Queen Victoria’s Saucerman
David Wallechinsky and (his father) author Irving Wallace, in their initial offerings of The People’s Almanac  presented (on Page 1380 ff.) an item, as titled here, above:
“The ‘Jumping Man’ made his official debut in 1837, the same year that 18-year-old Victoria ascended to the throne of England.”
(The story is usually reported with the “Jumping Man” called Spring-heeled Jack.)
This alleged “Jumping Man” terrorized the English countryside for almost 70 years.
The London Morning Post, in 1929 reported that he was “clearly no ordinary mortal, if indeed, he were of this world at all.”
A 15-year-old London girl, Miss Jane Alsop, was “the apparition’s 1st recorded victim.”
When she answered the door to her house, after hearing the gate bell ringing, she found a “tall stranger standing on the stoop.”
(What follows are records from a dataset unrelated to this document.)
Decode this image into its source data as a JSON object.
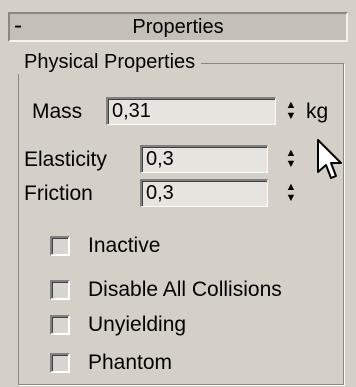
{
  "rollout": {
    "toggle": "-",
    "title": "Properties"
  },
  "group": {
    "title": "Physical Properties"
  },
  "fields": {
    "mass": {
      "label": "Mass",
      "value": "0,31",
      "unit": "kg"
    },
    "elasticity": {
      "label": "Elasticity",
      "value": "0,3"
    },
    "friction": {
      "label": "Friction",
      "value": "0,3"
    }
  },
  "checkboxes": [
    {
      "label": "Inactive",
      "checked": false
    },
    {
      "label": "Disable All Collisions",
      "checked": false
    },
    {
      "label": "Unyielding",
      "checked": false
    },
    {
      "label": "Phantom",
      "checked": false
    }
  ],
  "icons": {
    "spinner": "spinner-arrows-icon",
    "cursor": "mouse-pointer-icon"
  },
  "colors": {
    "panel": "#d4d0c8",
    "field": "#e6e4df"
  }
}
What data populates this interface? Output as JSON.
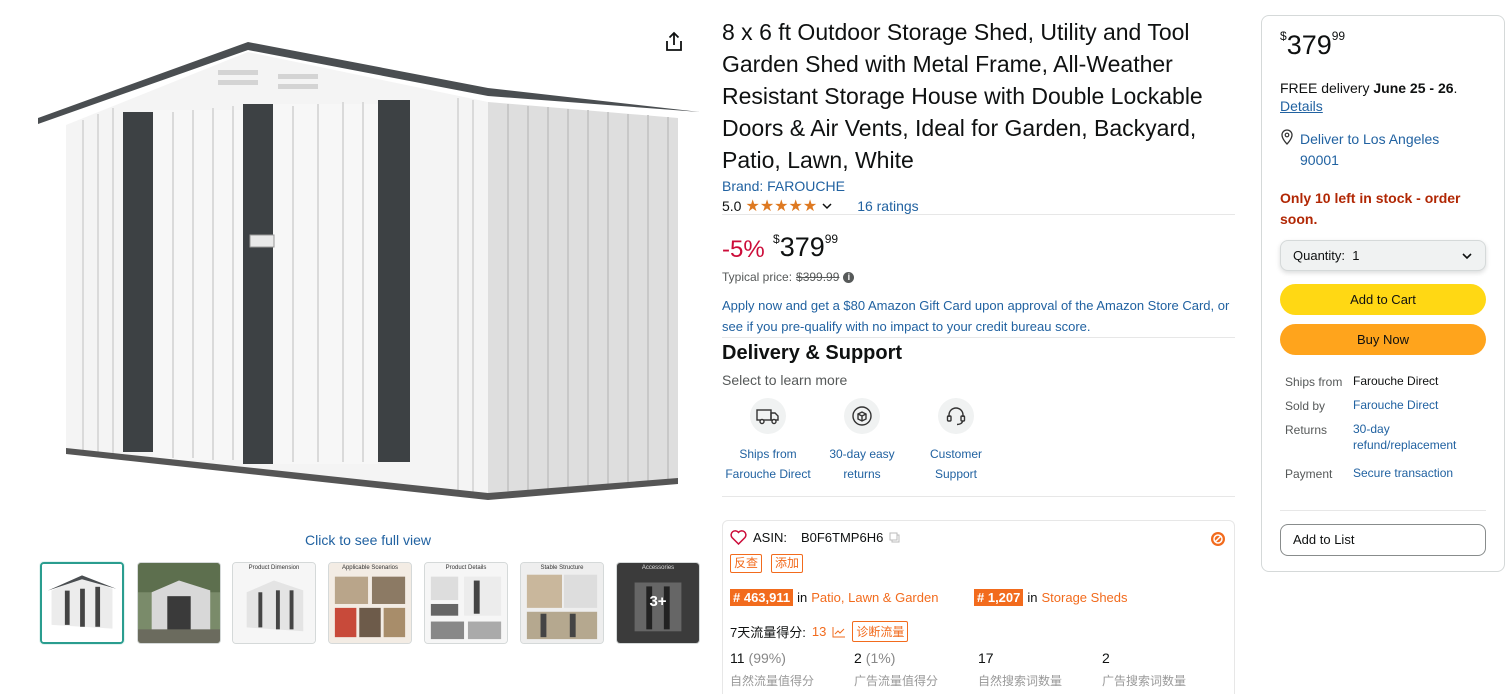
{
  "product": {
    "title": "8 x 6 ft Outdoor Storage Shed, Utility and Tool Garden Shed with Metal Frame, All-Weather Resistant Storage House with Double Lockable Doors & Air Vents, Ideal for Garden, Backyard, Patio, Lawn, White",
    "brand": "Brand: FAROUCHE",
    "rating_value": "5.0",
    "stars": "★★★★★",
    "ratings_count": "16 ratings",
    "discount": "-5%",
    "price_currency": "$",
    "price_whole": "379",
    "price_fraction": "99",
    "typical_label": "Typical price:",
    "typical_price": "$399.99",
    "apply_offer": "Apply now and get a $80 Amazon Gift Card upon approval of the Amazon Store Card, or see if you pre-qualify with no impact to your credit bureau score."
  },
  "gallery": {
    "full_view": "Click to see full view",
    "more_label": "3+",
    "thumb_captions": [
      "",
      "",
      "Product Dimension",
      "Applicable Scenarios",
      "Product Details",
      "Stable Structure",
      "Accessories"
    ]
  },
  "delivery_support": {
    "heading": "Delivery & Support",
    "subheading": "Select to learn more",
    "items": [
      {
        "label": "Ships from Farouche Direct",
        "icon": "truck-icon"
      },
      {
        "label": "30-day easy returns",
        "icon": "returns-box-icon"
      },
      {
        "label": "Customer Support",
        "icon": "headset-icon"
      }
    ]
  },
  "plugin": {
    "asin_label": "ASIN:",
    "asin": "B0F6TMP6H6",
    "tag_check": "反查",
    "tag_add": "添加",
    "rank1_num": "# 463,911",
    "rank1_in": "in",
    "rank1_cat": "Patio, Lawn & Garden",
    "rank2_num": "# 1,207",
    "rank2_in": "in",
    "rank2_cat": "Storage Sheds",
    "traffic_label": "7天流量得分:",
    "traffic_value": "13",
    "diagnose": "诊断流量",
    "stats": [
      {
        "value": "11",
        "pct": "(99%)",
        "label": "自然流量值得分"
      },
      {
        "value": "2",
        "pct": "(1%)",
        "label": "广告流量值得分"
      },
      {
        "value": "17",
        "pct": "",
        "label": "自然搜索词数量"
      },
      {
        "value": "2",
        "pct": "",
        "label": "广告搜索词数量"
      }
    ]
  },
  "buybox": {
    "price_currency": "$",
    "price_whole": "379",
    "price_fraction": "99",
    "free_delivery_prefix": "FREE delivery ",
    "delivery_dates": "June 25 - 26",
    "delivery_suffix": ".",
    "details": "Details",
    "deliver_to": "Deliver to Los Angeles 90001",
    "stock": "Only 10 left in stock - order soon.",
    "quantity_label": "Quantity:",
    "quantity_value": "1",
    "add_to_cart": "Add to Cart",
    "buy_now": "Buy Now",
    "ships_from_label": "Ships from",
    "ships_from": "Farouche Direct",
    "sold_by_label": "Sold by",
    "sold_by": "Farouche Direct",
    "returns_label": "Returns",
    "returns": "30-day refund/replacement",
    "payment_label": "Payment",
    "payment": "Secure transaction",
    "add_to_list": "Add to List"
  },
  "colors": {
    "link": "#2162a1",
    "deal": "#cc0c39",
    "star": "#de7921",
    "cart": "#ffd814",
    "buy": "#ffa41c",
    "plugin_accent": "#f26b1d"
  }
}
Placing a candle near the stranger’s face, to see who it might be, caused the “creature” to “stumble back with a roar, throwing off a long cloak wrapped about it.”
“The sight she saw left her petrified.
The man’s body was covered by a tight-fitting garment which resembled a slick, stark-white, oilskin jumpsuit. His head was completely enclosed by a globular object which was fastened to the collar of his tunic. His encased arms terminated in sharp, metallic claws. Inside the transparent globe, [she] could see 2 eyes, which glared at her with a white fury.
Before she could slam the door, the creature leaped upon her, blazing a blue-white ray of flames through an opening in the front of the head-covering globe.”
Her screams brought her sister, whose arrival sent “the assailant bounding off into the night.”
“The story carried more credence a few days later when a young butcher came forward” with a similar story.
The “Jumping Man” dropped from sight and reportage until 1845 when “a weird figure [was] seen, leaping with shrieks and groans over hedges and walls.”
A man, called the phantom, was caught and “the scare abated for [a while]” only to emerge in the countryside” during the years between 1860 and 1870.
Then in 1877 the “creature” – as a large, dark shape -- showed up at a British army post where two sentries saw it, one shooting a bullet at it, causing the figure the bound towards them, belching “a stream of blue flame” at them.
A court martial provided a description not unlike that of Ms. Alsop’s years earlier: “Tight-fitting white suit, with a slight phosphorescent glow … a glass bubble over the head. Luminous, reddish eyes like burning coals. Blue flames coming from the mouth aperture … a scream … Fantastic jumps. And prompt disappearance without a trace.”
Months later, the “Jumping Man” was spotted atop a Newport cottage, attracting a crowd of people, one of whom shot at itm to no apparent effect, The creature bounded away, in 20’ high leaps followed by the mob.
It was shot at but, again, to no effect, when it leaped over a high wall and disappeared.
The thing was seen off and on until 1904, when it “made its last-reported appearance, this one in the older section of Liverpool. For more than 10 minutes, hundreds of spectators watched its antics in broad daylight.”
Thw “white-suited” creature leaped over some slate roofs and “vanished for good.”
Walter Kempthorne, who wrote the piece for The Almanac, concludes by noting that the creature “bore a striking resemblance to the space suit worn by Neil Armstrong as he stepped to the surface of the moon in July 1969 … And the creature itself seems to have existed by breathing a gaseous substance which, when exhaled, combined with oxygen [produced] the bluish-white but harmless flame …
The ‘Jumping Man’ …may have come from outer space – a being sent from beyond our solar system to observe the strange life-forms found on the planet we call earth.”